For many of the live music-starved punters in the room, this was their first gig since at least March when COVID-19 restrictions shut down the music industry.
"It feels good to be out hey?" Lime Cordiale co-frontman Oliver Leimbach said after ripping through the energetic opener, Money.
It certainly did feel good to see and hear live music again. No live-stream gig - even with the slickest production - can compare to the visceral nature of live performance among a crowd.
But this was a very different performance.
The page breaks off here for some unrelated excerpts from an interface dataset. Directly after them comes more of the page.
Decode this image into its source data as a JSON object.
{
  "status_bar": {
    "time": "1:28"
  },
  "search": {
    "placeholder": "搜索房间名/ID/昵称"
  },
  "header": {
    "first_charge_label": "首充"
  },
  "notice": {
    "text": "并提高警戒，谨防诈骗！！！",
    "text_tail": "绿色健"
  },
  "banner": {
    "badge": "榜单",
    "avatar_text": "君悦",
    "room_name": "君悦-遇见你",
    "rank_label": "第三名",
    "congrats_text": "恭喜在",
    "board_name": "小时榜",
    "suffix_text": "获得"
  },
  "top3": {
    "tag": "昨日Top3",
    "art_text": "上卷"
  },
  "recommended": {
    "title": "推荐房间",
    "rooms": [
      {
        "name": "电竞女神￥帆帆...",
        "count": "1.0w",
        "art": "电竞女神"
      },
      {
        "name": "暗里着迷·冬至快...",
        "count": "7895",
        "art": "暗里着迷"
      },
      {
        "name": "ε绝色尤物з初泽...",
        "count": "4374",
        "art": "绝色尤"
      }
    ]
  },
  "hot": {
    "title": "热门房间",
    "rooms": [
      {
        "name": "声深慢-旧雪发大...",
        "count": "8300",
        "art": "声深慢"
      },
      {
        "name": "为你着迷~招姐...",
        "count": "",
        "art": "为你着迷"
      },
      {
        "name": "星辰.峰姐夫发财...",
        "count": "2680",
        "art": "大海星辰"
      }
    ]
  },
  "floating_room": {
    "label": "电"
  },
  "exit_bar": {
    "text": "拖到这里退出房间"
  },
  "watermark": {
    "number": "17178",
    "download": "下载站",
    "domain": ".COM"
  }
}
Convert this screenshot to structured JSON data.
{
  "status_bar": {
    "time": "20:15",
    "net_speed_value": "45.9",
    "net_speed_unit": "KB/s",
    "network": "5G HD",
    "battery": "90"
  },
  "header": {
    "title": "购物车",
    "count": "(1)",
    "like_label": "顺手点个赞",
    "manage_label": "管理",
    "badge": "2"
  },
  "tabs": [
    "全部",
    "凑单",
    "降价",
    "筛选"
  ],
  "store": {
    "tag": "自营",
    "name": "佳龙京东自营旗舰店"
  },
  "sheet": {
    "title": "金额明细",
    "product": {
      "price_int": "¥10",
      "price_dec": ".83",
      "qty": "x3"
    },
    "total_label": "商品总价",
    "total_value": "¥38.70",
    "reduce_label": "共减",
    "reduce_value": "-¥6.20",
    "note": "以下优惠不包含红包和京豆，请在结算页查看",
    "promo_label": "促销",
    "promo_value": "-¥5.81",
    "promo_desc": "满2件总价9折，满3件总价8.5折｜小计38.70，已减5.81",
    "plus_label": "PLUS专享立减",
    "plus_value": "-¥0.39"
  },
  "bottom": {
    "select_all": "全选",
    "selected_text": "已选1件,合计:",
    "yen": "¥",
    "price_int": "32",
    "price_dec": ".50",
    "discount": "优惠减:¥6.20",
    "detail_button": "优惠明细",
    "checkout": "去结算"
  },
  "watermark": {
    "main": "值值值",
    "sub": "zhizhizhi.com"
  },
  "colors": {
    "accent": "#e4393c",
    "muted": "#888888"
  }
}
Due to social distancing measures the Cambridge's usual 800 capacity is restricted to 100 people.
Two weeks ago Lime Cordiale released their second album 14 Steps To A Better You and despite the restrictions opted to perform eight shows at the Cambridge, which subsequently all sold out.
Walking into the Cambridge band room was surreal.
Rather than a sea of punters jostling shoulder-to-shoulder to get closer to the stage or bar, we were greeted by flicking candles perched on a series of white tables scattered around the room.
Welcome to live music in the COVID-19 era.
Punters were escorted to their tables, theatre style, and advised not to dance or stand.
Kiwi rapper Saint Lane attempted to warm up the crowd, but the most interesting aspect of his performance was his mullet and flashy suit. However, Saint Lane did illustrate how one performs a "shoey" in the COVID-era by rejecting footwear thrown onto the stage and instead safely drinking from his own sneaker.
Lime Cordiale's 10-song set was almost entirely made of songs from 14 Steps To A Better You, and why shouldn't it be? The album debuted at No.1 on the ARIA charts and featured three tracks in the Triple J Hottest 100.
Without dancing and with a seated audience, the visual aspect of the performance is heightened. Lime Cordiale had no issues adapting with the Leimbach brothers, Oliver and Louis, both charismatic frontmen in their vintage suits.
Oliver was bouncy and playful by constantly talking with the crowd, while the younger brother Louis was silent but kept the crowd captivated with his rock star pout and piercing gaze.
Lime Cordiale's music is made for summer festival revelry. It's a breezy mix of indie rock, reggae, ska and '70s pop.
However, they still had the seated Cambridge singing their lungs out to songs like Dirt Cheap, Screw Loose, Inappropriate Behaviour and Robbery. The brothers even threw in saxophone, clarinet and kazoo solos to maintain the fun.
The audience lapped it up and several young girls had to be kindly reminded several times to remain seated after being compelled to dance.
From a pure viewing and comfort standpoint seated shows at the Cambridge are a positive and more intimate experience. It's likely to entice older music fans, wary of large mosh pits, to venture back to the venue.
It's hard to see the format being compatible with all genres of music though. Keeping a crowd seated for heavy metal, hip-hip or electronic dance shows would be almost impossible.
However, for now it's a lifeline for the ailing music industry. Let's hope it continues.